Last week Michelle wrote a great piece about torturing your characters. It ties in very well to my topic today. On the heels of finishing Kristin Cashore's debut novel GRACELING, I am devastated. And yet relieved. It's similar to the way I felt at the end of HUNGER GAMES or ACROSS THE UNIVERSE. These authors achieved the perfect level of reader trauma. In the case of Across the Universe, the trauma began in chapter one and took turns lying in the shadows while we got to know the characters, only to return later in another form. This made the book unputdownable.
There are many ways to devastate a reader, so let me be clear about what I mean here. I don't mean gratuitously introducing us to lovable characters and then slaughtering them. Your reader will be devastated by that, but not in a good way--more likely in a way that hardens his skin against anything else you can throw at him. This will make a compelling climax very hard to achieve. Don't decimate for the sake of decimating.
I've been taking notes on the things that make me cry, or fall silent in tearless shock, or laugh out loud. All of these reactions are part of the devastation. If you don't make me smile, you won't be able to make me cry, either. For instance, if a character loses his left arm, I'll be sad (and maybe a little grossed out, depending on the way he lost it), but if a charming artist who is finally gaining attention for his work loses his painting hand at the cruelty of debt-collecting thugs, that will devastate me. Especially if that character is the love interest, main character, or best friend character.

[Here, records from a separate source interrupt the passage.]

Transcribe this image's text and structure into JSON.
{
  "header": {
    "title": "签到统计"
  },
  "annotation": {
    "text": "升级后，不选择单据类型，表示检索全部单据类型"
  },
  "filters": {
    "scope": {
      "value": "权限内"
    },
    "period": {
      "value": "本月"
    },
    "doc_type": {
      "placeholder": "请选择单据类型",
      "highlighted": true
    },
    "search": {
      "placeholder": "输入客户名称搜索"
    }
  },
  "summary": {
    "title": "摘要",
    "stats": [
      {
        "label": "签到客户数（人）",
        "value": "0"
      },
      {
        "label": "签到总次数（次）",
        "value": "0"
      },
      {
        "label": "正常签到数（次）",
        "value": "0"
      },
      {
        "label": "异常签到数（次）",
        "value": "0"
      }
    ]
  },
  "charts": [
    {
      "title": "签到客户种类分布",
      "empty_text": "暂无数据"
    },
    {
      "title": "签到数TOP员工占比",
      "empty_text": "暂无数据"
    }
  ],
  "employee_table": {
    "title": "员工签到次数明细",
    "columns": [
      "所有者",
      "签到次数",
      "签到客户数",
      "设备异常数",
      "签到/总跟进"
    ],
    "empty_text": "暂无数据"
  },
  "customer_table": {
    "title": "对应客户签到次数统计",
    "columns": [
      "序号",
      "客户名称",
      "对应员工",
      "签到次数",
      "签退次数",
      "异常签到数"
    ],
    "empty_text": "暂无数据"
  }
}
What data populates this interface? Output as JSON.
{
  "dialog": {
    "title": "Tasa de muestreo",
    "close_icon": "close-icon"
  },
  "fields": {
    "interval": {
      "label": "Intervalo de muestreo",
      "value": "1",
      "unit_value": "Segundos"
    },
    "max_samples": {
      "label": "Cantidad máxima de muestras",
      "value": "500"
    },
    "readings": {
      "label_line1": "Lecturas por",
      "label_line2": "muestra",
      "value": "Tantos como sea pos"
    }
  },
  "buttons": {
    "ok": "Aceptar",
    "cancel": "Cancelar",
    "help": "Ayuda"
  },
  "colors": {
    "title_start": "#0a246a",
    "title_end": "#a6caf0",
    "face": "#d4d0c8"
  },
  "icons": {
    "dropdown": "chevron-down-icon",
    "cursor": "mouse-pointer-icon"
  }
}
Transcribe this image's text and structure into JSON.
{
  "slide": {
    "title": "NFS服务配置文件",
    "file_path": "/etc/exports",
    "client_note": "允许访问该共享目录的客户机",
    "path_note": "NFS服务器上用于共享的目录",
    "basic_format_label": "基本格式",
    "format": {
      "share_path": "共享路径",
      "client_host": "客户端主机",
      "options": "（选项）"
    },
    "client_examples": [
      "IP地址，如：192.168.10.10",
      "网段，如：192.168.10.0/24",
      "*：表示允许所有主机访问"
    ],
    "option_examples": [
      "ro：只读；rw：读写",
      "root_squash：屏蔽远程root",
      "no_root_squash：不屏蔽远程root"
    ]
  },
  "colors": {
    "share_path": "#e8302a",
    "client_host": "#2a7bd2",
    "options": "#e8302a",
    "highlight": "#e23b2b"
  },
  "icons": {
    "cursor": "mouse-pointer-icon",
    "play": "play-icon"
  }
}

Often you can get away with devastating me without maiming--with the mere threat of maiming. But other times, you'll have to follow through on whatever horrible thing you've promised or I'll just know you're pulling my leg.
And then there are the surprise attacks. When I'm sure a character is dead and I'm so relieved to find him alive that I almost don't even care that he's not whole (brainwashed, or blind, or terminal). But how do you pull this off? What exactly is it that separates a horrible novel from an incredible novel in which horrible things happen?
I've narrowed it down to a few ideas:
- context, like the artist who loses his painting hand
- cherished or light-hearted moments precede the chaos
- the trauma seems preventable so the reader is thinking, "If only she'd stayed behind like she was supposed to," or "If only he hadn't hit the water exactly that way."
- interiority: I want to talk about this one for a while because I think it's key:
See, when the first horrible thing happens, I'm already upset. But it's the narrator's summing up of the facts in an emotional way that does me in. The heroine spelling out that her artist's magnum opus will now lie in the attic unfinished because he's lost his zest for art and life. How the most sensitive, endlessly optimistic person she's ever met is now cynical and depressed. How the one person she let into her heart left it an icy, unwelcoming place in the wake of his disaster. And how, without his hand, there's no way he'll be able to pay the loan shark, and the money will be extracted from those he loves.
You don't have to spell everything out, but definitely keep the natural thoughts--the things it would be bizarre not to lay out there. Your character's parents are getting a divorce after 41 years of marriage. He's having an internal reaction. He must be. So whether you show us by his behavior to his own wife, or sum it up in the narration or dialogue, you've got to lead us toward the consequences of his parents' choice.
What are some ways you've been devastated as a reader? Why did it work? Did you get a feeling of closure after the devastation?